As novice goose hunters, we were looking forward to learning a lot about the birds, their habits and the best ways to hunt them. Eric didn’t disappoint. He dropped in for a visit our first evening and gave us a short course on hunting geese and what we could expect on our hunt. After talking to him for a few minutes it was obvious that he knew a lot about hunting geese and was also a passionate hunter himself.
He told us the potato harvest was over and there were thousands of acres of harvested potato fields for the geese to feed on. There were also corn, soybean and grain fields available, so the most difficult decision we had to make every evening was where to hunt the next day.
Eric and his guides employ a number of techniques to put his hunters onto birds. These may range from layout blinds as well as shooting tubs to hedgerow blinds, depending on the fields and time of year. On our hunt we used both layout blinds and a shooting tub.
Very early the next morning we met our guide for the three days, Randy Coughlin. Randy grew up hunting ducks and geese on P.E.I. and is not only a great guide, but is also an avid waterfowl hunter. For most of the year Randy is a commercial oyster fisherman on Malpeque Bay, a profession which puts him in daily contact with ducks and geese, which makes him well aware of their habitats and the best place to find feeding birds.
Our hunt coincided with some of the highest rainfalls Atlantic Canada has experienced in years. Everywhere roads were flooding and bridges were washing out. Small brooks ran down the furrows in the potato fields and I soon discovered that the famous red soil of Prince Edward Island turns into red mud after a day of torrential rain. Setting out our 48 decoys became a bit of an endurance test as the mud threatened to pull off my boots with every step.
I also discovered that the mud gets into everything you touch, including your gun. Fortunately, my Benelli Super Nova took it all in stride and performed flawlessly. Eric had suggested we shoot BBs on our hunt, so I has patterned the Benelli using an improved cylinder choke paired with three-inch Black Cloud shells. I was fairly confident that any goose flying within 40 yards would be in danger.

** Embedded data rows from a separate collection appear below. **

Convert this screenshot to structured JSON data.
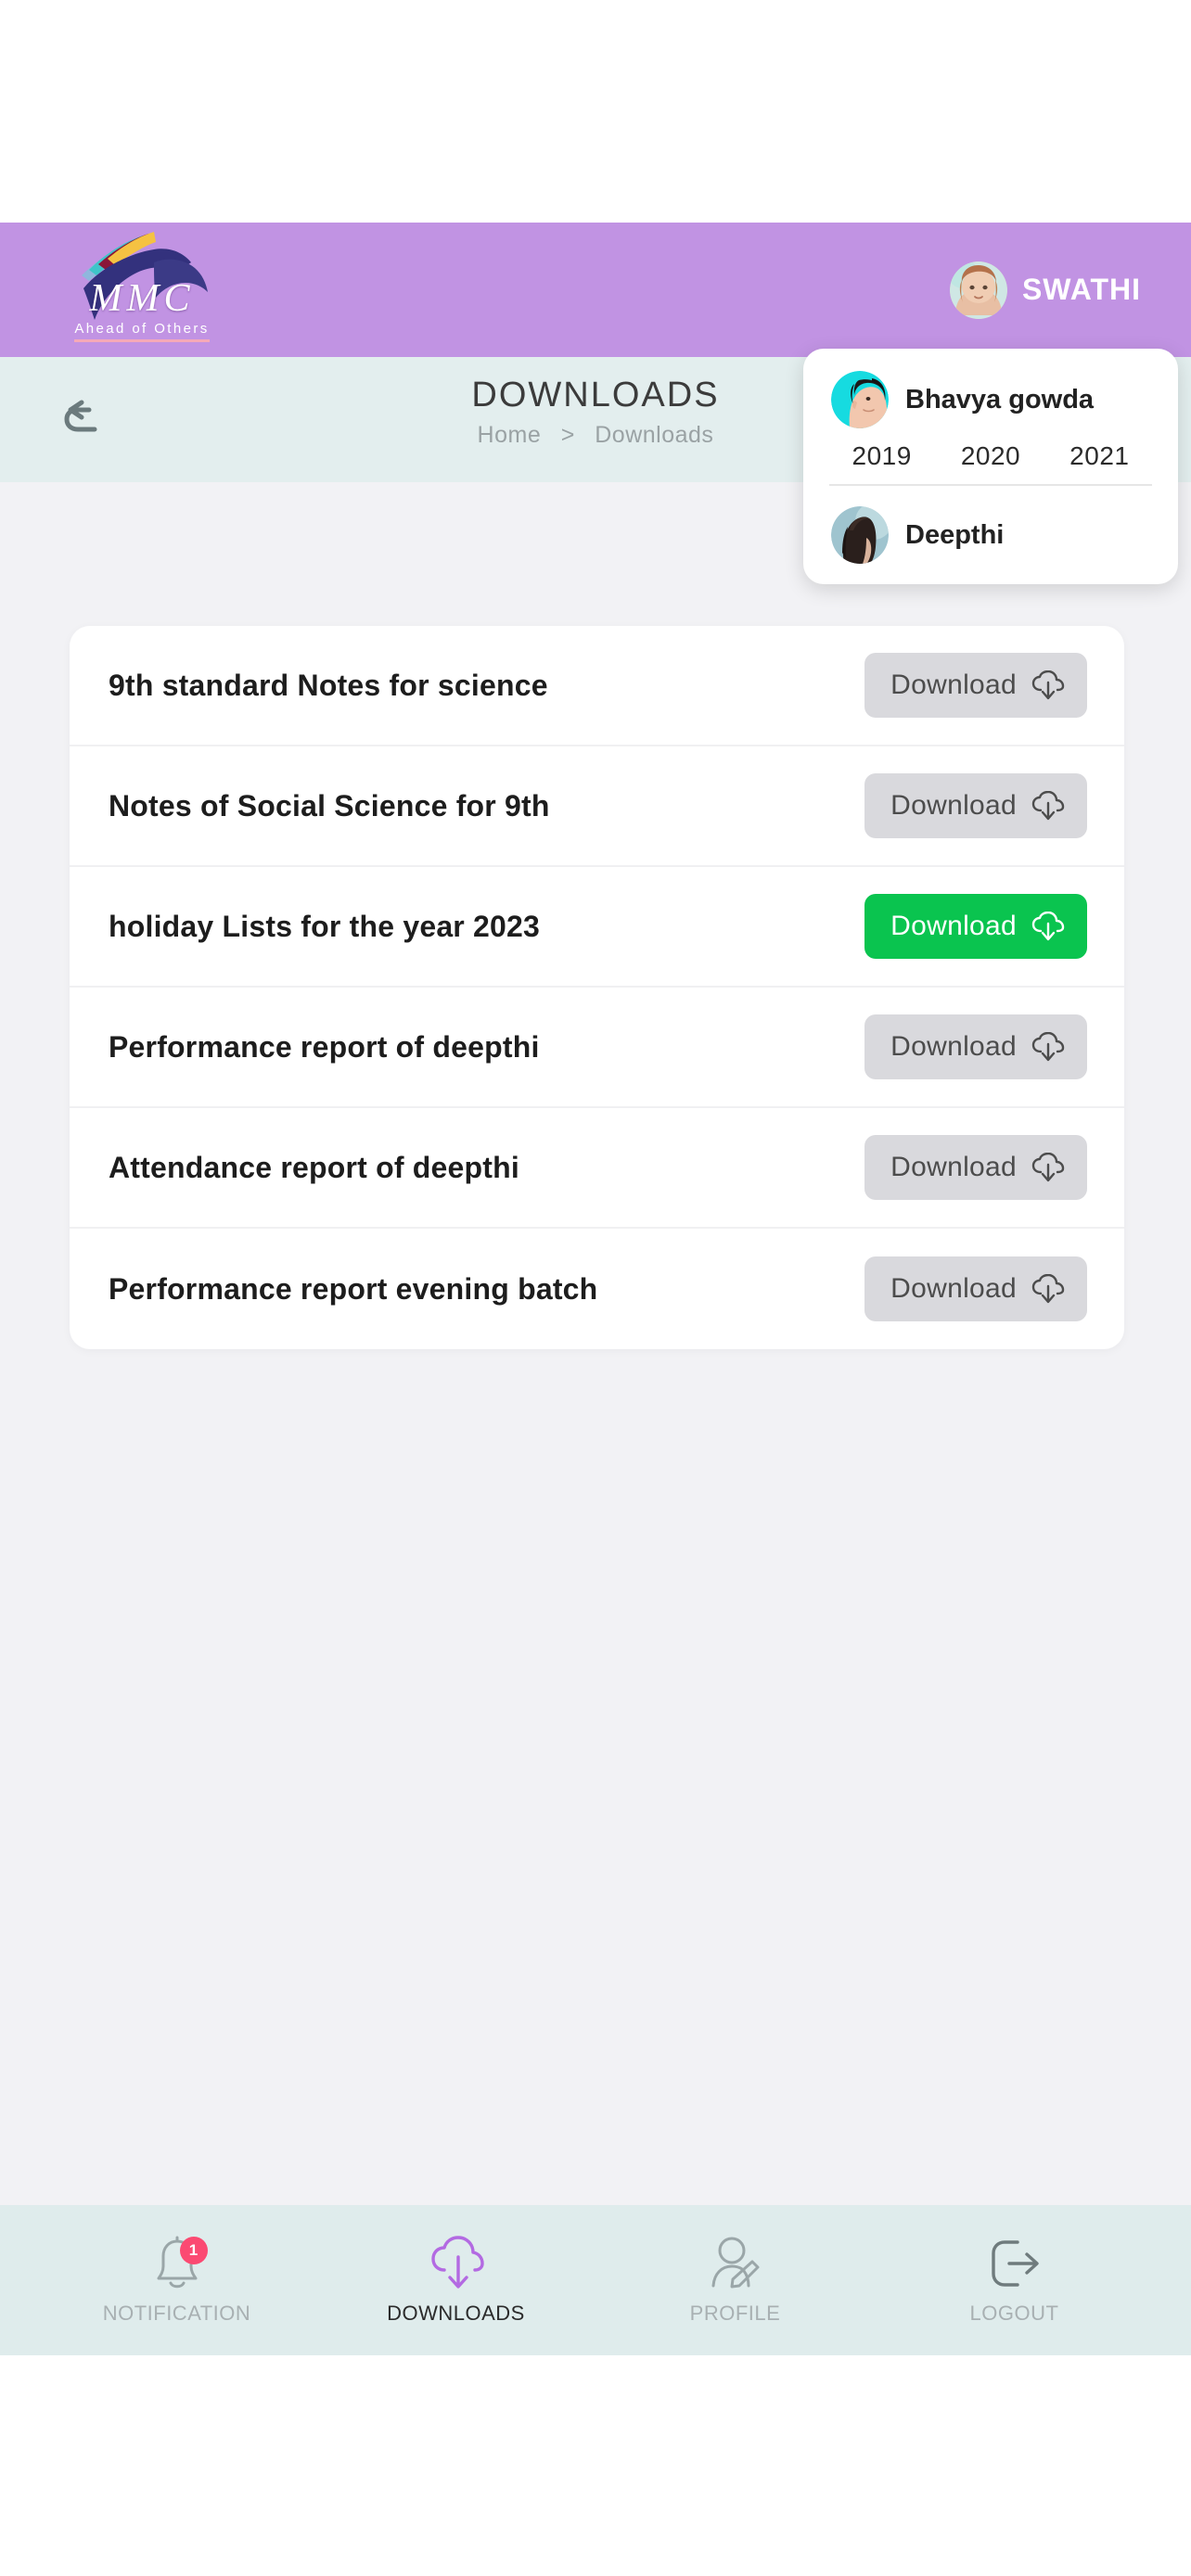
{
  "brand": {
    "logo_title": "MMC",
    "logo_tagline": "Ahead of Others",
    "header_bg": "#c193e3"
  },
  "header": {
    "user_name": "SWATHI",
    "avatar_name": "swathi-avatar"
  },
  "title_band": {
    "page_title": "DOWNLOADS",
    "breadcrumb_home": "Home",
    "breadcrumb_sep": ">",
    "breadcrumb_current": "Downloads",
    "back_icon": "back-undo-arrow-icon"
  },
  "student_popup": {
    "students": [
      {
        "name": "Bhavya gowda",
        "avatar": "bhavya-gowda-avatar"
      },
      {
        "name": "Deepthi",
        "avatar": "deepthi-avatar"
      }
    ],
    "years": [
      "2019",
      "2020",
      "2021"
    ]
  },
  "downloads": {
    "button_label": "Download",
    "button_icon": "cloud-download-icon",
    "active_color": "#0ac44f",
    "inactive_color": "#d9d9dd",
    "items": [
      {
        "title": "9th standard Notes for science",
        "state": "inactive"
      },
      {
        "title": "Notes of Social Science for 9th",
        "state": "inactive"
      },
      {
        "title": "holiday Lists for the year 2023",
        "state": "active"
      },
      {
        "title": "Performance report of deepthi",
        "state": "inactive"
      },
      {
        "title": "Attendance report of deepthi",
        "state": "inactive"
      },
      {
        "title": "Performance report evening batch",
        "state": "inactive"
      }
    ]
  },
  "bottom_nav": {
    "active_color": "#b36ae2",
    "items": [
      {
        "label": "NOTIFICATION",
        "icon": "bell-icon",
        "badge": "1",
        "active": false
      },
      {
        "label": "DOWNLOADS",
        "icon": "cloud-download-icon",
        "badge": "",
        "active": true
      },
      {
        "label": "PROFILE",
        "icon": "person-edit-icon",
        "badge": "",
        "active": false
      },
      {
        "label": "LOGOUT",
        "icon": "logout-arrow-icon",
        "badge": "",
        "active": false
      }
    ]
  }
}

I have hunted ducks over the years and can make a passable attempt at calling them, but calling geese was new to me. I was reminded of Eric’s comments that “calling geese and talking to geese are two completely different things.” It was pretty obvious from my feeble attempt at calling in a few flocks that whatever I was saying, they weren’t buying it. Fortunately Randy spoke their language and coaxed some flocks in with his Big River call.
I also discovered how important flagging can be to attracting gees to your decoys. I had never seen one used before and when Randy began flapping the black flag, I was dubious that it would do anything.
“Best piece of equipment for a novice goose hunter is a flag,” Eric told me. “I would recommend it over a call.”
The attraction is movement. Randy told me it looks like a goose is landing among your decoys and gives incoming geese confidence to do the same. Wisely, Randy did the calling and let Ira and I handle the flag. Pretty hard to go wrong flapping the flag, even for a couple of new goose hunters.
How was the hunting? Well, as usual the hunting was excellent, but the shooting was tough. The weather didn’t help and the geese weren’t stupid. After being hunted for a month, they were wary of anything that looked the least bit suspicious. However, we did manage to come home with some geese and my mother-in-law had her goose for Christmas.
Hunting Canada geese on Prince Edward Island is an experience not to be missed. I know I’ll be back.